Collins has led the NIH since 2009, when he was unanimously confirmed by the Senate.
The Obama administration forced Americans to pay for embryonic stem cell research involving the destruction of human life. National Institutes of Health chief Francis Collins approved taxpayer funding of dozens of lines of embryonic stem cells. The cells can only be obtained by destroying unborn children days after conception — at which point human embryos are unique human beings.
Obama issued an executive order overturning the limits President Bush put in place on any new embryonic stem cell research funding. Bush directed federal dollars mostly to adult stem cells that are already helping patients now.
The Family Research Council responded to the Obama administration’s move by saying that adult stem cells are already helping diabetes patients.
“Of course, when it comes to juvenile (type I) diabetes, adult stem cells have already shown success at treating diabetes patients,” the pro-life group noted.

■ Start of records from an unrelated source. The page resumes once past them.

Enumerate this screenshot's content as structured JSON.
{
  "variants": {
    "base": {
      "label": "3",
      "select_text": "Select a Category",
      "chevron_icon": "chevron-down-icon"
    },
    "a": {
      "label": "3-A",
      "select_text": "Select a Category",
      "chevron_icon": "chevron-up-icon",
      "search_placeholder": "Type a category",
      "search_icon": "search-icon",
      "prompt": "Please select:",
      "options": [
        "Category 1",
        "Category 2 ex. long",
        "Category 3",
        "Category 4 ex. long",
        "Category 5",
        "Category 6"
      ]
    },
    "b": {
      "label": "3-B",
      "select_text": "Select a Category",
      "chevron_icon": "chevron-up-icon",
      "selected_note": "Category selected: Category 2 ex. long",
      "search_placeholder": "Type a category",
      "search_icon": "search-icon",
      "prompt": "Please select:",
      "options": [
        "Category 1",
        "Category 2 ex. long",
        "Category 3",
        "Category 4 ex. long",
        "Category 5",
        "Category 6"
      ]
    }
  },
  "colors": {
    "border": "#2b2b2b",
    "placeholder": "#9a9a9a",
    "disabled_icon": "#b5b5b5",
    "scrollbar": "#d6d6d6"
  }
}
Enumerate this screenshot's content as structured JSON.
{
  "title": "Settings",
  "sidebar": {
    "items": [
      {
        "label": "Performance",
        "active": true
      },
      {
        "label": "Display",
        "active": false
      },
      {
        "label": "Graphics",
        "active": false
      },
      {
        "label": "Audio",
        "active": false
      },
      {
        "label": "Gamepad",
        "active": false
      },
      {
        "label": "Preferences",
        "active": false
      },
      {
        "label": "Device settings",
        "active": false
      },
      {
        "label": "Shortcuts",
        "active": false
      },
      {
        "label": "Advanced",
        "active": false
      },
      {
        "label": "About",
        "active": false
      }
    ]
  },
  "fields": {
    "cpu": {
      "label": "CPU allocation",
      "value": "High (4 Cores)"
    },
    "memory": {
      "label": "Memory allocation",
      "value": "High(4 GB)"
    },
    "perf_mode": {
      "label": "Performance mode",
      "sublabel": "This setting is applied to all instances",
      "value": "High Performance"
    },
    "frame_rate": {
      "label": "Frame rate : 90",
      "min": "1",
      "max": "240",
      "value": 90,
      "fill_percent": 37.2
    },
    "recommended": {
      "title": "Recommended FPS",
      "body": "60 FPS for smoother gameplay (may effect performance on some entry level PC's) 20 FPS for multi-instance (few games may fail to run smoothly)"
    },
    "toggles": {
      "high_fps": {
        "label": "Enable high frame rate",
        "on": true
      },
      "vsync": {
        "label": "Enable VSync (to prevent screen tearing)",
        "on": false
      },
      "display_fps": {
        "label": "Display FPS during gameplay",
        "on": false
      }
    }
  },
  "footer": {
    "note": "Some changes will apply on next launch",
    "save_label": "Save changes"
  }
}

It added, “Interestingly, none of the human embryonic stem cell lines approved thus far are from the original group of 21 lines that had been receiving NIH funding, only one (H1–one of the original five Thomson lines) has been submitted for approval, with only two other lines from Cellartis supposedly to be submitted for review.”
“This is surprising given that the vast majority of human embryonic stem cell research has been done with those previous lines, thus forcing most embryonic stem cell researchers to start over on experiments with new lines” the group continued.
“It also shows that this gold rush is just that, an attempt to grab more money built on embryo destruction, not built on science,” FRC concluded.